As well, the Act requires that businesses employing at least ten people and handling at least 10, 000 kg of specified substances implement stringent measures to track the movement of these substances through the production, and distribution cycle. Companies are asked to come up with pollution prevention programs.

The two organizations have banded together in an initiative called Blue Green Canada, a combination of the previous "blue-collar" jobs with the new "green-collar" sector of the economy. The initiative seeks to create jobs, and both organizations argue that this Act will create green jobs to implement its various measures. They also laud the Act as a good protective measure of human health in the workplace.

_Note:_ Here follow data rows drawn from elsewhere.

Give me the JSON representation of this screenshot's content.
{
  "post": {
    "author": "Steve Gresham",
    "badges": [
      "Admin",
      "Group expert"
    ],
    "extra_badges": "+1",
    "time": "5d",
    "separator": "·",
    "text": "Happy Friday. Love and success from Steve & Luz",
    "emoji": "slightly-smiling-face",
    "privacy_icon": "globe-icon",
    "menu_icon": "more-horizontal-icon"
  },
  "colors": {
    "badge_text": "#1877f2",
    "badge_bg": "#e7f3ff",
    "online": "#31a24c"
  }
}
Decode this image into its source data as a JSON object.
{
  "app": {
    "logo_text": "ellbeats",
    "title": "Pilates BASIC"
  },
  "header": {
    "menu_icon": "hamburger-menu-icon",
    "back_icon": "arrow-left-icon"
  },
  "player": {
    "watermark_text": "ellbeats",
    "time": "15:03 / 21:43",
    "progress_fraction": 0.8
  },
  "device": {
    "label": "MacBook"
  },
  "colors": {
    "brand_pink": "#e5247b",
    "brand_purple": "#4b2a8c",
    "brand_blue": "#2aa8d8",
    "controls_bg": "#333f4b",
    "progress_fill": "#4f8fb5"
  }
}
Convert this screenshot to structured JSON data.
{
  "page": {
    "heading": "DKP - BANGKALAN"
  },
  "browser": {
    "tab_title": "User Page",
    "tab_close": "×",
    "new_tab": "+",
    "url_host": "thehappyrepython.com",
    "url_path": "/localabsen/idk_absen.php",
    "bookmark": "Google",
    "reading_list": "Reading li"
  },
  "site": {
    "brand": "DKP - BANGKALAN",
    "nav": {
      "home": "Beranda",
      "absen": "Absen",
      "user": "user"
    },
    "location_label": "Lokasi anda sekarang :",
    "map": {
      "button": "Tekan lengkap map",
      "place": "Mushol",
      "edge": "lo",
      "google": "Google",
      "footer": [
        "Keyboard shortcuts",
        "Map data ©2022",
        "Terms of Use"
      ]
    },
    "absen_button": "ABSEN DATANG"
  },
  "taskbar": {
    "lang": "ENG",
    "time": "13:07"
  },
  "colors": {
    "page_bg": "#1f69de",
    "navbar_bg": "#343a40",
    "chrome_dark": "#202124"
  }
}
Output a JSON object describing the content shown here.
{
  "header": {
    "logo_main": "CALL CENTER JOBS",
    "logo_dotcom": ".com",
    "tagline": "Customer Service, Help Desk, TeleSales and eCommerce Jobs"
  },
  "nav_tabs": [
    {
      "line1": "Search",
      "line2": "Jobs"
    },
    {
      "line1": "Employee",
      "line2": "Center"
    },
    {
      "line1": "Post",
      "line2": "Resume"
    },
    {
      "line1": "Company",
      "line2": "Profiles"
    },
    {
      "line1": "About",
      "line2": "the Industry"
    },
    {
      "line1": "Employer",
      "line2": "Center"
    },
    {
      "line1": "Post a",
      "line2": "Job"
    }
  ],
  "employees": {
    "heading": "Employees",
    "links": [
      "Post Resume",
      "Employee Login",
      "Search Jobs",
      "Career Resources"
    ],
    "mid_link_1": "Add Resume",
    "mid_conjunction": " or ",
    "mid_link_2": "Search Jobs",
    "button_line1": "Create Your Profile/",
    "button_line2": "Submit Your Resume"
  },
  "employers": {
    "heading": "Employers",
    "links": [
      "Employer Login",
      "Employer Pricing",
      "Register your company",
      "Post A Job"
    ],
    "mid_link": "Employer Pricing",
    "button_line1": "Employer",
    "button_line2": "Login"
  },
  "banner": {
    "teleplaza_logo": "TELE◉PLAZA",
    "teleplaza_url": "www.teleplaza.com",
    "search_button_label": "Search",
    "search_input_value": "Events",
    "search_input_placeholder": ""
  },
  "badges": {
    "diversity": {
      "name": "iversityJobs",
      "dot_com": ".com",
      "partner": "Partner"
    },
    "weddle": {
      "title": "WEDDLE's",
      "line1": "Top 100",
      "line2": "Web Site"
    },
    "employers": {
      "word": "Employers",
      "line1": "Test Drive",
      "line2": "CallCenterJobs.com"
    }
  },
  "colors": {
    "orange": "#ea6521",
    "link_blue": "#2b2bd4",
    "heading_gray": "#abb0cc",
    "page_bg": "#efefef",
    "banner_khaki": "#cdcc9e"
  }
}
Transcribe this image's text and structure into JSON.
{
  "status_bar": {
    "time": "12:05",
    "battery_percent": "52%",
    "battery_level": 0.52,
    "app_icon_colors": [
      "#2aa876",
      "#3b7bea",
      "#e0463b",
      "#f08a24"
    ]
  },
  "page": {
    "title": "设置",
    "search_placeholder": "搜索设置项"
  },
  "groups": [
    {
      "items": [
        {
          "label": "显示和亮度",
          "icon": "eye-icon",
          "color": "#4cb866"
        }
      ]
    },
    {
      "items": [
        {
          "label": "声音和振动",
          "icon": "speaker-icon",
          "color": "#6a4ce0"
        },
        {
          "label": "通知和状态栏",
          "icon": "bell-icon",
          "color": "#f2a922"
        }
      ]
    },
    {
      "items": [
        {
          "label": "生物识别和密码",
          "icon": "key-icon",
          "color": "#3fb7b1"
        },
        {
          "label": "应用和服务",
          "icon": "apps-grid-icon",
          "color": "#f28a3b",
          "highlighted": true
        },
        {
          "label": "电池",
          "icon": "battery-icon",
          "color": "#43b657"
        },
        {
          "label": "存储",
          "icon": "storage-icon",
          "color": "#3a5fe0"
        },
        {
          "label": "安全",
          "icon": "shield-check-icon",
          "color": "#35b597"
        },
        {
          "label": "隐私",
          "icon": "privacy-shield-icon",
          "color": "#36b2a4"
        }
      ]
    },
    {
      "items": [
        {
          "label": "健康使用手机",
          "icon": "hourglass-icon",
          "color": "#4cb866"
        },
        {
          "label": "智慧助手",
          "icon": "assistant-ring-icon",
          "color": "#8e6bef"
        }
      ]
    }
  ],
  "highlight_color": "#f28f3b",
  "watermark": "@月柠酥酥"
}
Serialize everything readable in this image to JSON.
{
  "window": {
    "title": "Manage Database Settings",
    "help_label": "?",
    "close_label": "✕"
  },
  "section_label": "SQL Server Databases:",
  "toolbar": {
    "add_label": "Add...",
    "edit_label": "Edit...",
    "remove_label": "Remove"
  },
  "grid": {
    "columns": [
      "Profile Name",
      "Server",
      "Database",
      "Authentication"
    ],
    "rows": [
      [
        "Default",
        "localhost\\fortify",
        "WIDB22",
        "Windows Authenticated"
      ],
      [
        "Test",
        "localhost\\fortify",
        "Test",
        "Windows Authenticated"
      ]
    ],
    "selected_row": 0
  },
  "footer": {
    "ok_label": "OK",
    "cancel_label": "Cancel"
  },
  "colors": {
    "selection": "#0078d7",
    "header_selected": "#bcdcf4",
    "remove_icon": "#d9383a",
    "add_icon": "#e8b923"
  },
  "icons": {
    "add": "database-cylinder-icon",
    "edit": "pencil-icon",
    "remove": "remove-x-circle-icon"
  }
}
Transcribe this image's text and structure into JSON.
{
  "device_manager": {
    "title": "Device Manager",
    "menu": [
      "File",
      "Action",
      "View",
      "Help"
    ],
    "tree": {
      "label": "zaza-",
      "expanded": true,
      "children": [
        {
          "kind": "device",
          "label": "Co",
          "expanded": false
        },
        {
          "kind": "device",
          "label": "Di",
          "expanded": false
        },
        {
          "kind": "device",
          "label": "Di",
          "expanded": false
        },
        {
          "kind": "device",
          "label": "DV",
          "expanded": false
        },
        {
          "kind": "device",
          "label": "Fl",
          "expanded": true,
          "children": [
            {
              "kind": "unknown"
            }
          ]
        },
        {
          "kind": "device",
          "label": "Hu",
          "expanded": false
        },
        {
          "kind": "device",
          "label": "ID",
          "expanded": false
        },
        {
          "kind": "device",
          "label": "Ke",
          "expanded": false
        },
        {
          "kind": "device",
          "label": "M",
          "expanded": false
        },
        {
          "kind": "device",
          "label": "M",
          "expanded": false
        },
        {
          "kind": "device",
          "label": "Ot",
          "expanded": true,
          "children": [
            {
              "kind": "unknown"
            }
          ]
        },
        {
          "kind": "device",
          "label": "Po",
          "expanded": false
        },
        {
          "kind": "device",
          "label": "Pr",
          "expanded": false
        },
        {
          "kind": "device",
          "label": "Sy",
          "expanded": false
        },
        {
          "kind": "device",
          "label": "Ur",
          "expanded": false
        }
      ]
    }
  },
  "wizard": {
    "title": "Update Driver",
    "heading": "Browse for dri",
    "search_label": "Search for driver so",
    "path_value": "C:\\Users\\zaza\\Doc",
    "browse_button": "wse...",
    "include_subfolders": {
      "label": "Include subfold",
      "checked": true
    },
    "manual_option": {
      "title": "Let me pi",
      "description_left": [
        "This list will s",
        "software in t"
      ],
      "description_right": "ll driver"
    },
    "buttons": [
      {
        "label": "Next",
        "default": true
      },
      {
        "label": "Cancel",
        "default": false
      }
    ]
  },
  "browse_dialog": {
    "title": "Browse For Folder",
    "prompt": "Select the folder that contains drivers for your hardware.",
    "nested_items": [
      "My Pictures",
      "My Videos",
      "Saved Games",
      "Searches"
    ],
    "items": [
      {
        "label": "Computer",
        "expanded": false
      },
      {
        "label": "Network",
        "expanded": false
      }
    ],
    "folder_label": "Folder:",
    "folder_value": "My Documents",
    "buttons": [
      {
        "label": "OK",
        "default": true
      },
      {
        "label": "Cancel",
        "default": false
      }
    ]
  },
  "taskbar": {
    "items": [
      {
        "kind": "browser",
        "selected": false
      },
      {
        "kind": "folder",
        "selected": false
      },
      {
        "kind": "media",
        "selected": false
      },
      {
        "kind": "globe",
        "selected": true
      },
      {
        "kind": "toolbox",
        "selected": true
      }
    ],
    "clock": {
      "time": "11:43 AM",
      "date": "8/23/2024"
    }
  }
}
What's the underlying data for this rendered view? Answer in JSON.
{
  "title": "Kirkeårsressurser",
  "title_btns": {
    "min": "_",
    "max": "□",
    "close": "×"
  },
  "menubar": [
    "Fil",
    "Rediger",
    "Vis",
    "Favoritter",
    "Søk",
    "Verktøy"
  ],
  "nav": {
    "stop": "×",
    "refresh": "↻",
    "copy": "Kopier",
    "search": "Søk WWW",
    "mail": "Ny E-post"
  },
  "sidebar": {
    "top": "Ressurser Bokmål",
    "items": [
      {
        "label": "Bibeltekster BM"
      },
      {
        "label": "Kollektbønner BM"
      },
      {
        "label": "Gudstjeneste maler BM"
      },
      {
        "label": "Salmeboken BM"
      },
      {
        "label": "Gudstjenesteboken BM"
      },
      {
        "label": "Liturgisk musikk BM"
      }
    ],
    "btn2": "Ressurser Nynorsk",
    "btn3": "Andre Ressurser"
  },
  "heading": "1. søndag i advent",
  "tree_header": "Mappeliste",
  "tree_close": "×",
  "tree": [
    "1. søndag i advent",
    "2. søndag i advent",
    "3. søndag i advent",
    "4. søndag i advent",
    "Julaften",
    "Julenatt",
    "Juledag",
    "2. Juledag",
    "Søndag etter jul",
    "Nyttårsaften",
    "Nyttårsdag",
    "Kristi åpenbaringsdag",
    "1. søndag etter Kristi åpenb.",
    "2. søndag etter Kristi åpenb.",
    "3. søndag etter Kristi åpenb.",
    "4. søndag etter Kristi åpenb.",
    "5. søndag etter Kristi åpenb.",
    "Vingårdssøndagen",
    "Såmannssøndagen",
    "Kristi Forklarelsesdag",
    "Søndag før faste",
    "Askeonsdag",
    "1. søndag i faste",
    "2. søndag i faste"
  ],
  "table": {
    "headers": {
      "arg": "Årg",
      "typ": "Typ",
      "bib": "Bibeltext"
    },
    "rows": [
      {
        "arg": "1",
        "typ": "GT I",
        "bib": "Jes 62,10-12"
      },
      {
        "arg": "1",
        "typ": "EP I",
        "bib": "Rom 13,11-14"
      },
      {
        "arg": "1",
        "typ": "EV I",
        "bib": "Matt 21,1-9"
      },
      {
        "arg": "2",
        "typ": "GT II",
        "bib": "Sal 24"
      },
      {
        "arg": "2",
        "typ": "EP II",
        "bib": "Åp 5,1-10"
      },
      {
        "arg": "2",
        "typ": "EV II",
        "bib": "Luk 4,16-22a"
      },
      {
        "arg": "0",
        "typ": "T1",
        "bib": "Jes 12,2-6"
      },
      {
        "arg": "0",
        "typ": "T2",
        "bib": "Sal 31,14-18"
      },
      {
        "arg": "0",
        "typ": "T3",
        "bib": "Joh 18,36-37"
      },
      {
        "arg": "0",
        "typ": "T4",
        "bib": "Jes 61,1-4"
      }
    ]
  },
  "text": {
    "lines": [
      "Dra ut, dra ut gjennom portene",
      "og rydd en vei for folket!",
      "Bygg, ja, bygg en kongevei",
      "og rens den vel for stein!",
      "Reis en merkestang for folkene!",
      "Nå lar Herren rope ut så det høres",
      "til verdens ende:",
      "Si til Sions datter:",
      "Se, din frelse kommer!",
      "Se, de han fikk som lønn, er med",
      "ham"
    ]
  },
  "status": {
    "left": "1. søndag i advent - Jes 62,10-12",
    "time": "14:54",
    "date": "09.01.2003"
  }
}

While some of the measures instituted by the Act are voluntary, it follows on the heels of similar legislation passed in Massachusetts, which has reported successful results. There is also the potential here for partnerships between Blue Green and the post-secondary sector in order to place recent BSc graduates who might have sufficient expertise in neutralizing the threats of certain toxins or skirting the use of toxic substances altogether. The government could provide further incentives to reduce people's exposure to toxins and mitigate pollution by earmarking research funds for projects that specifically aim to develop non-toxic alternatives to the use of toxins, specifically with regards to chemistry and biology.

This novel initiative shows that unions are heeding the rapid changes in the economy and taking steps not only to protect current workers but to proactively create work, rather than clinging to older models of production.